**PROVIDED RECORDS:**
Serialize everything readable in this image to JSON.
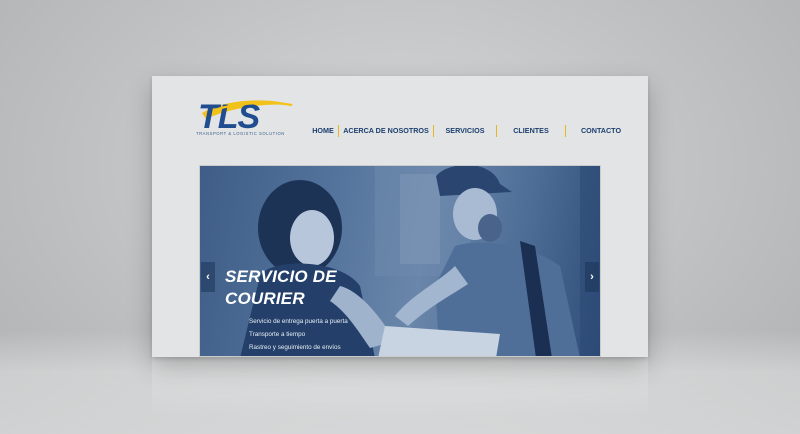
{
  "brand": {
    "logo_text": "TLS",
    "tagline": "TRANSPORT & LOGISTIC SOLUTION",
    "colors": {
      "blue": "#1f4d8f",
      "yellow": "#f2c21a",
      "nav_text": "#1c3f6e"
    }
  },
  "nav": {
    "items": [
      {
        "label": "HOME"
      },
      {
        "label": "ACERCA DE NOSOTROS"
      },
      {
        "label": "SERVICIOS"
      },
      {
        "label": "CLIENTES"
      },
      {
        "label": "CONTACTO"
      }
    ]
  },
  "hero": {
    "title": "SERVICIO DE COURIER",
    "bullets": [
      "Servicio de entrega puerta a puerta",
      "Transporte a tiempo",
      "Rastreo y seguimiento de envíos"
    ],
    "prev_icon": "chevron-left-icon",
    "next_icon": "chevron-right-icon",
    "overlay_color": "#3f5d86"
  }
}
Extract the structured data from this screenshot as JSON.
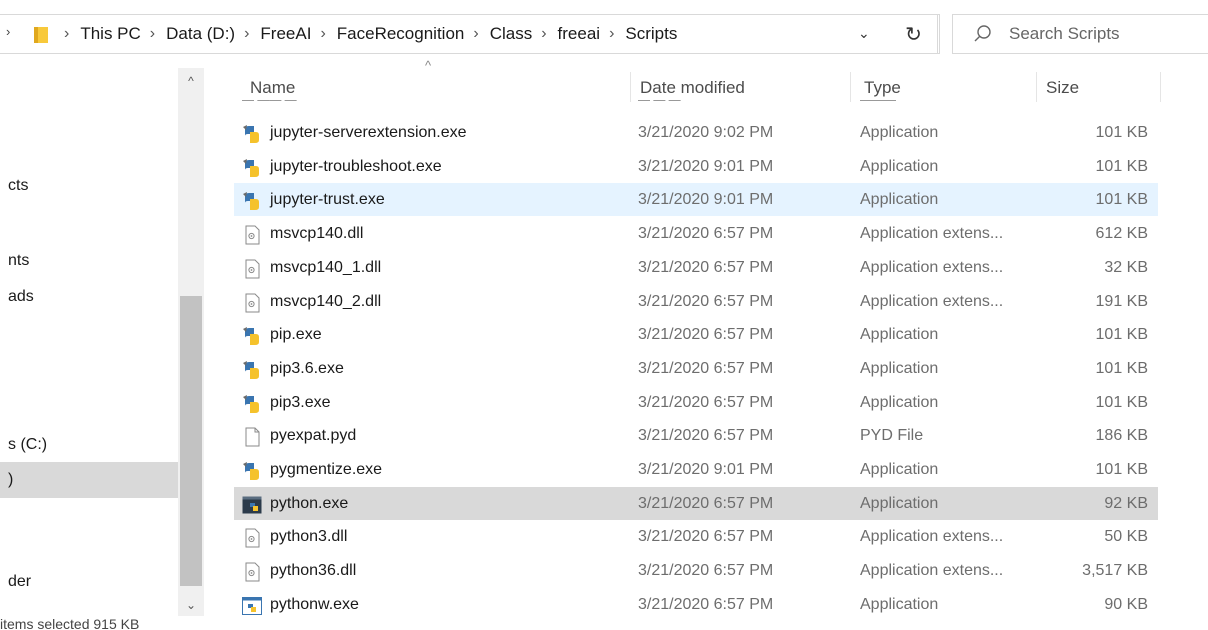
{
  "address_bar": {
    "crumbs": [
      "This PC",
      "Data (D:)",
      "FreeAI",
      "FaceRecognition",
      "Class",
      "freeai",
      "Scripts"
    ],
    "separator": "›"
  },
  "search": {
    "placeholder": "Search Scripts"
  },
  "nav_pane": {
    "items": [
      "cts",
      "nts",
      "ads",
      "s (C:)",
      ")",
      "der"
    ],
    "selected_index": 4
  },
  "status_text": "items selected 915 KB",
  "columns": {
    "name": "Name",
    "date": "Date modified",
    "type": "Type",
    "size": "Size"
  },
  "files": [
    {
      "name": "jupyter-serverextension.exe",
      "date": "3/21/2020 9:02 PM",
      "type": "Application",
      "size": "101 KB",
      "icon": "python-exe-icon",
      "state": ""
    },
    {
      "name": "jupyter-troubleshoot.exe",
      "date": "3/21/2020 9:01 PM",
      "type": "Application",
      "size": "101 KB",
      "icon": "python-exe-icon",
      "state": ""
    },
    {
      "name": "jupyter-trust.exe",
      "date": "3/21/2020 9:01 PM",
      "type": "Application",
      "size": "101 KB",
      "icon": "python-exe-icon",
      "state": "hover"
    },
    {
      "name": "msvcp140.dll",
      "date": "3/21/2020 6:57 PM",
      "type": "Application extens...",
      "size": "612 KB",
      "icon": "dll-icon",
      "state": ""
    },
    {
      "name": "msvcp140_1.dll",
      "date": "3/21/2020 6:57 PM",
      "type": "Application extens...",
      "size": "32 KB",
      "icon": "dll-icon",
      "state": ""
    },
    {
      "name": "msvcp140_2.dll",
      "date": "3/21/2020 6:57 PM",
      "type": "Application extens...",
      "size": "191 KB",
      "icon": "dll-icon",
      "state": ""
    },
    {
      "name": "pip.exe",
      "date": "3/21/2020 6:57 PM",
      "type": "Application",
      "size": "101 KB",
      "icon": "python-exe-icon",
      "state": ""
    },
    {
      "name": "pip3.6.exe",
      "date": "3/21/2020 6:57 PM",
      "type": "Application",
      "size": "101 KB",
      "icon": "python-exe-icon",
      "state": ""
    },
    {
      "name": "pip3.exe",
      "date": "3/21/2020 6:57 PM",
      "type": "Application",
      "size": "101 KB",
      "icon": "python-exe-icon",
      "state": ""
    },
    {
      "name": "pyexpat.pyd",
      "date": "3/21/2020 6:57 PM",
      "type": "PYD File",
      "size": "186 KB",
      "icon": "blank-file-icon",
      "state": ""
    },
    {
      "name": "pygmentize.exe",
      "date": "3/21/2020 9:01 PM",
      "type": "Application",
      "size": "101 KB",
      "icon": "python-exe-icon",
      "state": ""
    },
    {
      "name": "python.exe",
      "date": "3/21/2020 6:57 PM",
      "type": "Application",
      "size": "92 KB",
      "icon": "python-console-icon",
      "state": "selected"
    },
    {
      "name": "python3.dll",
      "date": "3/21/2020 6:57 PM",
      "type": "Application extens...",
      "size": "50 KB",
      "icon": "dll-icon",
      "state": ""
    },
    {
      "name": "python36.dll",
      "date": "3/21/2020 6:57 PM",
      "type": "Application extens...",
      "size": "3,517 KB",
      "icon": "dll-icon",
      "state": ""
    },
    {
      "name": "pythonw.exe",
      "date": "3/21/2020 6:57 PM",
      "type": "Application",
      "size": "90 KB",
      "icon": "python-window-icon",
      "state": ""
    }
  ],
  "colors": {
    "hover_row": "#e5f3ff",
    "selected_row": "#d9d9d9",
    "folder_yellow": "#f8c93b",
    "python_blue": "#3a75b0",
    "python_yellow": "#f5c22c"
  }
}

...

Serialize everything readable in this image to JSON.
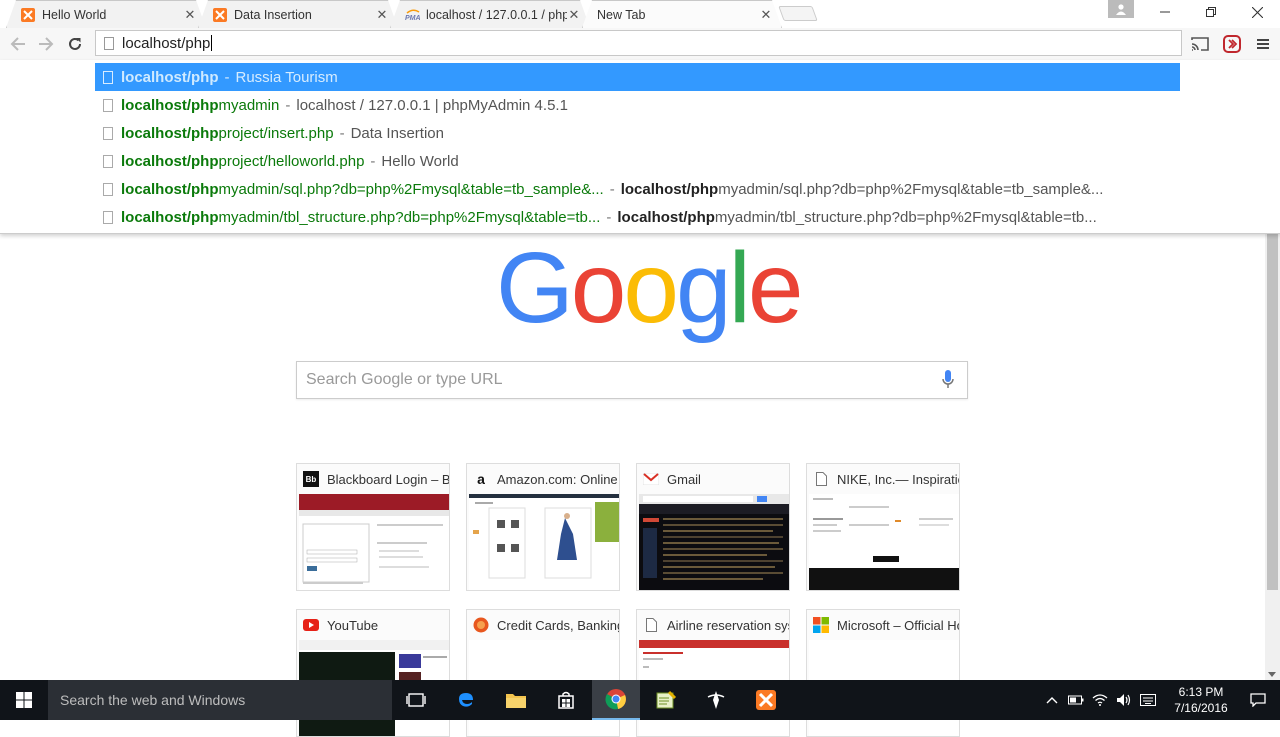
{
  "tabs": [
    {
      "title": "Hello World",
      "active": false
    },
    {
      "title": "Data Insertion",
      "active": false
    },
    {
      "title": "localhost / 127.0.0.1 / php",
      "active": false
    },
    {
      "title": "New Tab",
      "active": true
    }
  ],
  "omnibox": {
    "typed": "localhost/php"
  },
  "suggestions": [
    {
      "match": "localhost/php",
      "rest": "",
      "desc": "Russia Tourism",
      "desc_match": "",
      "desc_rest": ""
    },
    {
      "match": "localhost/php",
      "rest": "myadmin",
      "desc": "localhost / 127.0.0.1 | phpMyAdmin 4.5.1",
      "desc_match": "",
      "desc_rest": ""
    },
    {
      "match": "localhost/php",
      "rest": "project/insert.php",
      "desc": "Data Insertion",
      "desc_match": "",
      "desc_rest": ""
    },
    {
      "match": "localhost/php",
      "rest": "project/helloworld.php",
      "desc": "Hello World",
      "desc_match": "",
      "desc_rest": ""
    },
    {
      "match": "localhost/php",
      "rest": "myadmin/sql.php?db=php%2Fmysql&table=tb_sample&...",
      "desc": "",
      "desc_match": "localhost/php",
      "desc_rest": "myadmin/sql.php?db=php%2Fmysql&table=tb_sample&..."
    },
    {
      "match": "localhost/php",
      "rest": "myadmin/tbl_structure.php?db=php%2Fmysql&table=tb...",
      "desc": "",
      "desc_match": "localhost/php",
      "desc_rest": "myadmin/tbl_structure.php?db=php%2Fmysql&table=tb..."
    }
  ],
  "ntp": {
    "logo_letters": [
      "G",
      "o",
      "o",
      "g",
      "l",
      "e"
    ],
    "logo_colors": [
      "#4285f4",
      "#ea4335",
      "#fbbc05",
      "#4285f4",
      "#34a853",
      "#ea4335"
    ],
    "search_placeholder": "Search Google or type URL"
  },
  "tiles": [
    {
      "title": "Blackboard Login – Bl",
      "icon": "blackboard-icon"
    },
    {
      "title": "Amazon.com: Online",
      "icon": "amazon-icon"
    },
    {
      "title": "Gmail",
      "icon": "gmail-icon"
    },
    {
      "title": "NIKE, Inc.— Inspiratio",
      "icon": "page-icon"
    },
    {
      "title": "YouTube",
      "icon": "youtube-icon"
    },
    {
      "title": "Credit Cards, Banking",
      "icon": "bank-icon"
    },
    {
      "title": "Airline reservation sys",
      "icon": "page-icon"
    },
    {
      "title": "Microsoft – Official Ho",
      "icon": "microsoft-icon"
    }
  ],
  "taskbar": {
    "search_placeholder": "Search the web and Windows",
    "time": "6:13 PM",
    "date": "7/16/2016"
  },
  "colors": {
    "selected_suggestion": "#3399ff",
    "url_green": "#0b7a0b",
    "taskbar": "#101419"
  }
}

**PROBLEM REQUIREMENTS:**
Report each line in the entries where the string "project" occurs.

**ANSWER SPACE:**
      "rest": "project/insert.php",
      "rest": "project/helloworld.php",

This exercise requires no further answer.